Thanks for sharing your story… and congrats on doing as well as you are!
I met Annie in late January 2022 when I fell ill at home and was airlifted to a hospital for emergency neurosurgery. It was touch and go during my first week in the ICU and after undergoing a couple of procedures that included coils, brain glue, and a temporary shunt. One Annie burst, with a second one close to bursting and 2 others looking suspect. I was in the ICU for almost a month and received a permanent shunt. I spent another 2 weeks in the hospital, to include 1 week of inpatient PT at a hospital in Northern VA. Long story short, it is a miracle that I am alive with no significant damage to my sight, mobility, speech, or cognitive skills. My PCP told me that one of my clinicians wrote “miracle” in my medical record.
I will share with you the advice given by my neurosurgery team following my release from the hospital: Take things slowly and give yourself time to heal. Whether it’s your exercise program, sports, or work … start off slowly and gradually build up to your previous schedule of working hours. Before Annie, I worked 40 - 60 hours a week as a C-Suite leader overseeing regulatory and policy matters. My neurosurgeon advised me to start off with 3 - 4 hours per day for 2 or 3 days the first week of returning to work after my first medical checkup about 3 weeks after being released from the hospital and getting the OK to resume working. Then, if that pace was tolerable, increase your time to 4 hours per day for 3 - 5 days per week. Try that routine for 2 weeks. The next week, try 5 hours per day. Take breaks and take a nap when you feel tired. If at any point the daily schedule becomes too much, back off and decrease your daily work hours to a lower amount. Don’t push yourself too hard and be kind to yourself.
I was fortunate to have a very supportive boss at the time who told me to focus on my health first, and not push myself too hard. It was about 8 weeks before I returned to a 6 hour/day routine. I worked 40 hours one week (with some hours worked on a Sat). Unfortunately, a new leader arrived, and I was part of the layoff of 80% of the senior team. Was I let go because of my previous illness? Maybe. However, there is no way to prove that, and my attorney advised me to move on with my life.
Over one year later, I am working full-time with a new job. I still feel tired at times and tend to feel wiped by 9 PM at night after working a full day and cooking dinner, though I’m stronger than I was a year ago. A short nap every afternoon while convalescing at home and working remotely helped a lot. I realize I was fortunate to work remotely and thereby have a little flexibility in my schedule. I still work remotely 80 - 90% of the time, thankfully.

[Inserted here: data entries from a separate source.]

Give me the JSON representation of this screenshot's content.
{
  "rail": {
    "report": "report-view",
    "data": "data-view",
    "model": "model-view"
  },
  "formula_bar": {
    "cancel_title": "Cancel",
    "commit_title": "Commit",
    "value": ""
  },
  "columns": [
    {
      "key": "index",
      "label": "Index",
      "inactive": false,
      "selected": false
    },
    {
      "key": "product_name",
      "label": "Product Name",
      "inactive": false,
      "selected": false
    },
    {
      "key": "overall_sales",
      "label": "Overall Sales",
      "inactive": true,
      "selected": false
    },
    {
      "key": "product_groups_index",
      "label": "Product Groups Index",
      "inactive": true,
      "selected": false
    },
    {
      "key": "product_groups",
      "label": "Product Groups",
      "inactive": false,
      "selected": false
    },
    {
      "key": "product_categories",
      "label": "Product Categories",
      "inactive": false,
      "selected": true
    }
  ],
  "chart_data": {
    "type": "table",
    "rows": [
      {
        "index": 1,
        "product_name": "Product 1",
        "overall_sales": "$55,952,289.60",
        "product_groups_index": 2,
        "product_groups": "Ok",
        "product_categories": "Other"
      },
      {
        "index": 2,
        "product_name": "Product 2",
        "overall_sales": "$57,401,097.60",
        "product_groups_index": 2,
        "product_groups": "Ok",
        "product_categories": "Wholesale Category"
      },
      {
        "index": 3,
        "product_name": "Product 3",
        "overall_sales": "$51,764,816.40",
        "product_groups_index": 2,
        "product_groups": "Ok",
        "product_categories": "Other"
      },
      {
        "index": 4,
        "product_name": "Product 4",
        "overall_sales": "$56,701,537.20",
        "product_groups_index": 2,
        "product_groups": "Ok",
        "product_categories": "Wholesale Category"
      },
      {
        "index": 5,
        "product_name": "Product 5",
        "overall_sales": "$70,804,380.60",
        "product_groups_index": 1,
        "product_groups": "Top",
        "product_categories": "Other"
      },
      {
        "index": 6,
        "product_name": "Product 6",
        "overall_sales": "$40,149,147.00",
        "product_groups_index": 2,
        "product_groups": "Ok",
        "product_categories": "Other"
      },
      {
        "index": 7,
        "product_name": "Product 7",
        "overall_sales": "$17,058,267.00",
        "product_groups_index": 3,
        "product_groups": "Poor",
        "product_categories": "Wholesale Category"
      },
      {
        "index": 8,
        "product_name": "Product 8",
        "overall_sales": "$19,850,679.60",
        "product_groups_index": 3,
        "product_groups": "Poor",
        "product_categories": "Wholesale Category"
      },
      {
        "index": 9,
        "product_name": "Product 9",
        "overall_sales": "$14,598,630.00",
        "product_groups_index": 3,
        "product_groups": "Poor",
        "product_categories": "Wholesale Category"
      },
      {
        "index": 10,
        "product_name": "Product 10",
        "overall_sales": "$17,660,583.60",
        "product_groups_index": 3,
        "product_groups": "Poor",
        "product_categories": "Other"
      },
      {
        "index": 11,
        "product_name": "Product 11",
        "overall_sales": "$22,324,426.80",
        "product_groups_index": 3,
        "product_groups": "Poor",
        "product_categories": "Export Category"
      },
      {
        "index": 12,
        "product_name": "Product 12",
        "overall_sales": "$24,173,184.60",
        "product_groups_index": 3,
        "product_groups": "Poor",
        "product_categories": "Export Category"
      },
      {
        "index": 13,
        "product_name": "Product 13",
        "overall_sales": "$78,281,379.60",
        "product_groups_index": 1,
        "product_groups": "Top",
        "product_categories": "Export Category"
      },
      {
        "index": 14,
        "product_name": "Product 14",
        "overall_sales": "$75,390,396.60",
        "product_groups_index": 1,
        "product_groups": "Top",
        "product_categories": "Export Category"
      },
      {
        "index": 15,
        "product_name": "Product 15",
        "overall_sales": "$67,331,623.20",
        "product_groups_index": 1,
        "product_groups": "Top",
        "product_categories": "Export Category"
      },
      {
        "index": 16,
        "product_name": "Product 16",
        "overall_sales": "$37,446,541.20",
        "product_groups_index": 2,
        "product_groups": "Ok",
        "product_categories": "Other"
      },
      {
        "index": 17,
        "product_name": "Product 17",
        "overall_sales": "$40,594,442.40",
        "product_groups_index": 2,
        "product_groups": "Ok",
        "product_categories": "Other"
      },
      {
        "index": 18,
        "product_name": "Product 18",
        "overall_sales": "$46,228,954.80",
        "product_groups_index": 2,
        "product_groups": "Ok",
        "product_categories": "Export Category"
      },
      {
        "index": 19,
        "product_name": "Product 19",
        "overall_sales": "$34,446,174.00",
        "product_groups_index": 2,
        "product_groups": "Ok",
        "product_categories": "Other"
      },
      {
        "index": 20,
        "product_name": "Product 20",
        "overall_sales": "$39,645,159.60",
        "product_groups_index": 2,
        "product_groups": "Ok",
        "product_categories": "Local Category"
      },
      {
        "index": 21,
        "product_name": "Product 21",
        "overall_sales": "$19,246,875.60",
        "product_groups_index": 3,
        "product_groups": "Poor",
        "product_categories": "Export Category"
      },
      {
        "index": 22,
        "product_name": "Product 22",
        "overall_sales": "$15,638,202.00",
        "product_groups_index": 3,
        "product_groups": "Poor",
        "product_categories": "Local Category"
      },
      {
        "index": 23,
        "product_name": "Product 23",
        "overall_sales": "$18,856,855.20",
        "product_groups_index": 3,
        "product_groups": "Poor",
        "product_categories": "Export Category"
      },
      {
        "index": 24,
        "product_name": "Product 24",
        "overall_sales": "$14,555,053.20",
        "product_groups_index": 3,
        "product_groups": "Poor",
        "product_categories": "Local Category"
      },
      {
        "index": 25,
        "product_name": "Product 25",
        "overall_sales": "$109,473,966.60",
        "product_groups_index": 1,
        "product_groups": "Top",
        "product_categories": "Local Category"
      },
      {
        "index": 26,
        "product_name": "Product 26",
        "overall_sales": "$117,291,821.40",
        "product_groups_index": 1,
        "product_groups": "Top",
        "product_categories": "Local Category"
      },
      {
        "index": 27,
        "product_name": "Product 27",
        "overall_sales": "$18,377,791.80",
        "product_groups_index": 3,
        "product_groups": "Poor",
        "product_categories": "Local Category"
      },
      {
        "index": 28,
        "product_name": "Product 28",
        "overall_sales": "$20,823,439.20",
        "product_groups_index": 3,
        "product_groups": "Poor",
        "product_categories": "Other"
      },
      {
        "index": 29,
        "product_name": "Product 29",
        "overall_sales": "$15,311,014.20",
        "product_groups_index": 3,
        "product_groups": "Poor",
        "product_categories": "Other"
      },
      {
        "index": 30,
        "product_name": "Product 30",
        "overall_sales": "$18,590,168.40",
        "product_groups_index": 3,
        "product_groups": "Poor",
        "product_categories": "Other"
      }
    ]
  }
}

Every day is a blessing, no matter what. Again, be kind to yourself and give yourself time to heal.